Permaculture is a way of growing and living that has recently received an increasing amount of publicity, ‘but what is Permaculture?’ We hear you cry… Well in essence it is a method of growing which is self supporting and self sustaining. Rather than creating work by trying to control the vegetable plants we grow, growing to permaculture principles means following natures rules rather than our own. For example, peas and beans can grow up the stalks of corn plants, and one of my favourite permaculture based phrases – You don’t have an excess of slugs; you have a shortage of ducks.
After the chill of December snow and frost on the ground and the busy bustle of the Christmas period, getting through the January blues and starting to see evenings grow longer with more daylight hours to enjoy, I’m beginning to look to making plans for the year ahead.
Well I’m happy to report (belatedly) that the bean tunnel is up and the flowers are beginning to appear on my french beans and runner beans so can’t wait to start seeing little beans forming. The peas however have not ended up being part of the tunnel, but are in the main bed with some twiggy branches as supports which with further consideration, we felt would be better for them and gives us easier access to more of the main vegetable bed too so winners all around.
May has to be one of my favourite months of the year, not just because it often has more reliable weather than August, or because two bank holidays give the luxury of a couple of long weekends (although the reliable weather thing doesn’t usually extend to cover the British Bank Holidays as we are often made only too aware!). No, my reason for loving May is the sight of masses of vegetable plant seedlings bursting forth from the depths of their warm compost beds.
It’s National Allotment Week and across the UK different events have been taking place to spread the word about growing your own. From open days at allotment gardens across the UK to a scarecrow competition launched by an Elvis impersonating scarecrow at the Eden Project in Cornwall, and plenty more to come before the week is out.

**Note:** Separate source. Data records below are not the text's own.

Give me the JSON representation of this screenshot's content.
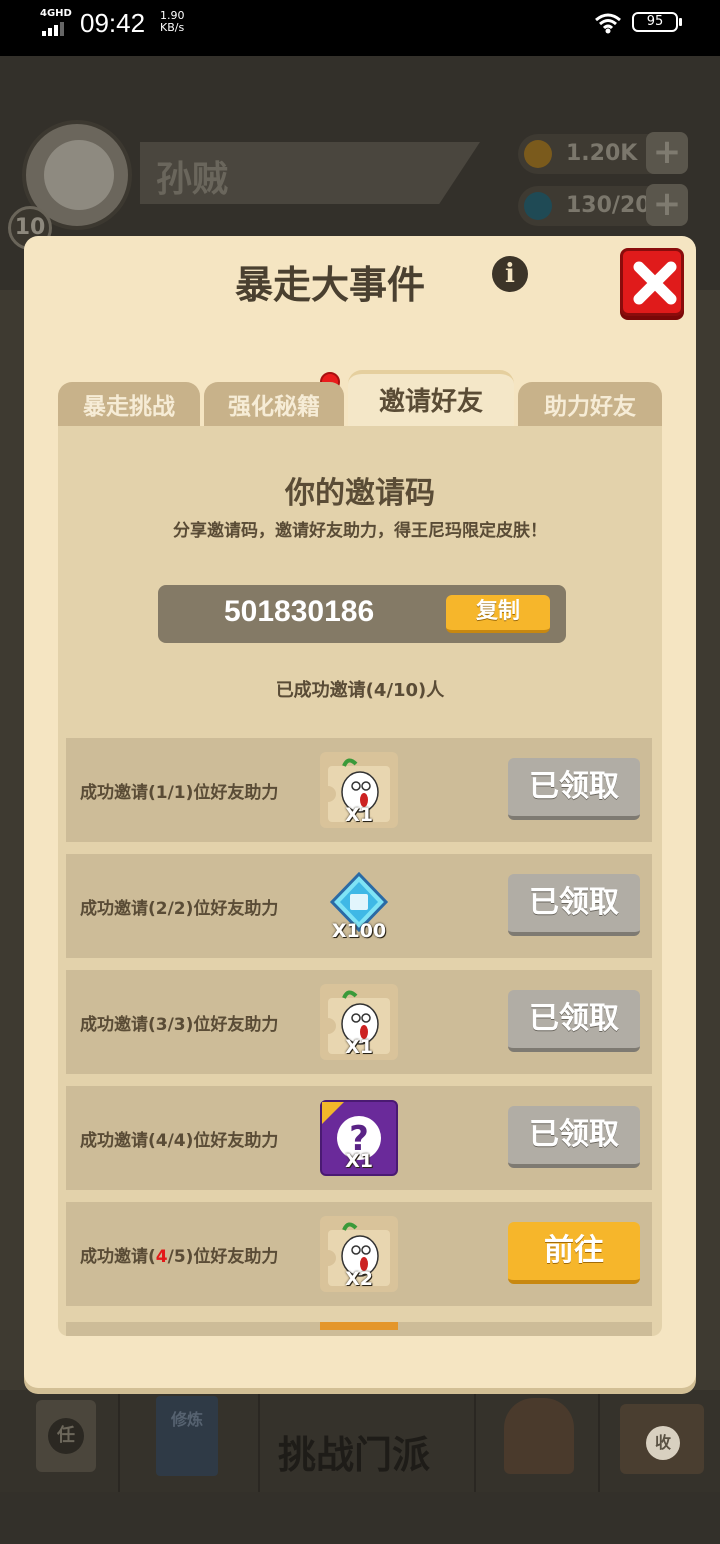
{
  "status_bar": {
    "network": "4GHD",
    "time": "09:42",
    "speed_value": "1.90",
    "speed_unit": "KB/s",
    "battery": "95"
  },
  "background": {
    "player_name": "孙贼",
    "player_level": "10",
    "coins": "1.20K",
    "energy": "130/20",
    "nav_task": "任",
    "nav_book": "修炼",
    "nav_center": "挑战门派",
    "nav_shop": "收"
  },
  "panel": {
    "title": "暴走大事件",
    "info_glyph": "i",
    "tabs": [
      {
        "label": "暴走挑战",
        "active": false
      },
      {
        "label": "强化秘籍",
        "active": false,
        "badge": true
      },
      {
        "label": "邀请好友",
        "active": true
      },
      {
        "label": "助力好友",
        "active": false
      }
    ],
    "invite": {
      "title": "你的邀请码",
      "subtitle": "分享邀请码，邀请好友助力，得王尼玛限定皮肤！",
      "code": "501830186",
      "copy_label": "复制",
      "count_text": "已成功邀请(4/10)人"
    },
    "rewards": [
      {
        "label": "成功邀请(1/1)位好友助力",
        "item": "wangnima-fragment-icon",
        "qty": "X1",
        "button": "已领取",
        "state": "claimed"
      },
      {
        "label": "成功邀请(2/2)位好友助力",
        "item": "multiplier-gem-icon",
        "qty": "X100",
        "button": "已领取",
        "state": "claimed"
      },
      {
        "label": "成功邀请(3/3)位好友助力",
        "item": "wangnima-fragment-icon",
        "qty": "X1",
        "button": "已领取",
        "state": "claimed"
      },
      {
        "label": "成功邀请(4/4)位好友助力",
        "item": "mystery-box-icon",
        "qty": "X1",
        "button": "已领取",
        "state": "claimed"
      },
      {
        "label_pre": "成功邀请(",
        "label_hl": "4",
        "label_post": "/5)位好友助力",
        "item": "wangnima-fragment-icon",
        "qty": "X2",
        "button": "前往",
        "state": "go"
      }
    ]
  },
  "colors": {
    "panel_bg": "#f5e5c2",
    "accent_orange": "#f6b62b",
    "claimed_gray": "#b1ada5",
    "close_red": "#e01b1b",
    "highlight_red": "#e41818"
  }
}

Waiting lists of up to 9 years across different areas of Wales have led to calls for more to be done to increase growing spaces across the country. Growing your own vegetables is becoming ever more popular, with allotments still being the prime location for most if they can get their hands on a vacant plot.
Months of preparation are beginning to pay off as the first real crops are maturing at the allotment. From the time when the tiny seeds were planted in seed trays and tended daily to see how they progressed, to planting them out in raised beds or their specific areas at the allotment, it has been a journey with both triumphs and failures and lessons learnt for next year. Growing your own vegetables is at its most rewarding however when you can begin to pick your crops and enjoy meals made up of your own fresh homegrown fruit and veg.

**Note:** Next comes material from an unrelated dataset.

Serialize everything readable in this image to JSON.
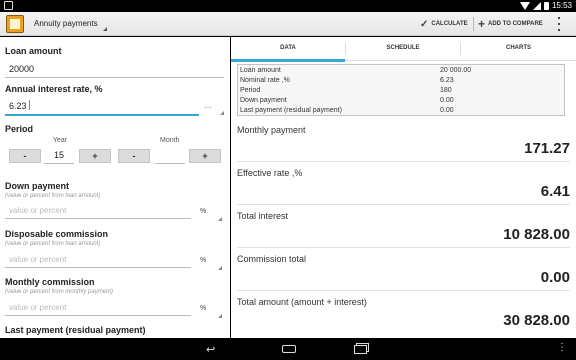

Film director Guy Ritchie has submitted proposals to make Ashcombe House in Wiltshire “more self-sufficient”. 40 year old Ritchie received the home as part of the settlement following his split with Queen of pop Madonna and is looking to put plans into place that will make the 18th Century estate, worth £9 million, a greener, more sustainable place to live.
At a time when allotment waiting lists are as long as your arm and people are looking for different ways to get their own bit of ‘The Good Life’ by growing their own veg, National Trust has come up with the perfect solution. Window boxes.

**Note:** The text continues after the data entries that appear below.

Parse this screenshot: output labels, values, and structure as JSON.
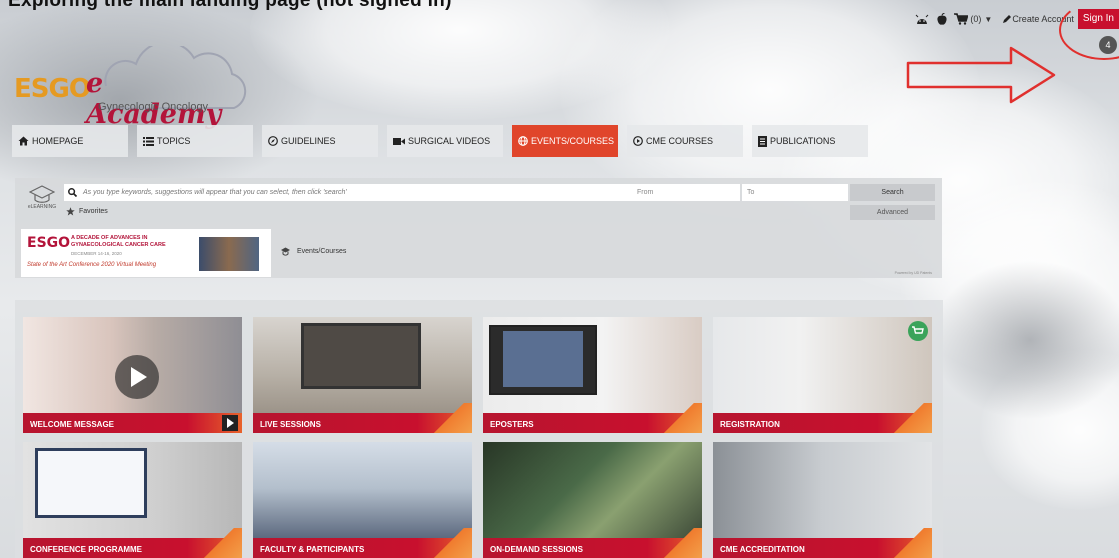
{
  "caption": "Exploring the main landing page (not signed in)",
  "topbar": {
    "android_icon": "android-icon",
    "apple_icon": "apple-icon",
    "cart_label": "(0)",
    "create_account": "Create Account",
    "sign_in": "Sign In",
    "badge": "4"
  },
  "logo": {
    "esgo": "ESGO",
    "eacademy": "e Academy",
    "subtitle": "Gynecologic Oncology"
  },
  "nav": [
    {
      "label": "HOMEPAGE",
      "icon": "home-icon"
    },
    {
      "label": "TOPICS",
      "icon": "list-icon"
    },
    {
      "label": "GUIDELINES",
      "icon": "compass-icon"
    },
    {
      "label": "SURGICAL VIDEOS",
      "icon": "video-icon"
    },
    {
      "label": "EVENTS/COURSES",
      "icon": "globe-icon"
    },
    {
      "label": "CME COURSES",
      "icon": "play-circle-icon"
    },
    {
      "label": "PUBLICATIONS",
      "icon": "document-icon"
    }
  ],
  "search": {
    "placeholder": "As you type keywords, suggestions will appear that you can select, then click 'search'",
    "from": "From",
    "to": "To",
    "search_button": "Search",
    "advanced": "Advanced",
    "favorites": "Favorites",
    "elearning": "eLEARNING",
    "powered": "Powered by UD Patents"
  },
  "banner": {
    "esgo": "ESGO",
    "title": "A DECADE OF ADVANCES IN GYNAECOLOGICAL CANCER CARE",
    "dates": "DECEMBER 14-16, 2020",
    "tagline": "State of the Art Conference 2020  Virtual Meeting"
  },
  "breadcrumb": "Events/Courses",
  "tiles": [
    {
      "label": "WELCOME MESSAGE"
    },
    {
      "label": "LIVE SESSIONS"
    },
    {
      "label": "EPOSTERS"
    },
    {
      "label": "REGISTRATION"
    },
    {
      "label": "CONFERENCE PROGRAMME"
    },
    {
      "label": "FACULTY & PARTICIPANTS"
    },
    {
      "label": "ON-DEMAND SESSIONS"
    },
    {
      "label": "CME ACCREDITATION"
    }
  ],
  "colors": {
    "accent": "#c8102e",
    "active_nav": "#e0452b",
    "logo_orange": "#e59a22"
  }
}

I always think there is little more satisfying than planting a seed in a pot of compost, nurturing it with warmth and water, and waiting for the day when the tips of those two first little leaves poke their way through the soil into the light. Every day when returning from the office, I make my way down the alleyway like a child at Christmas to see how much the little family of seedlings has grown, and whether there are any new plants making their tentative first look at the world above the compost.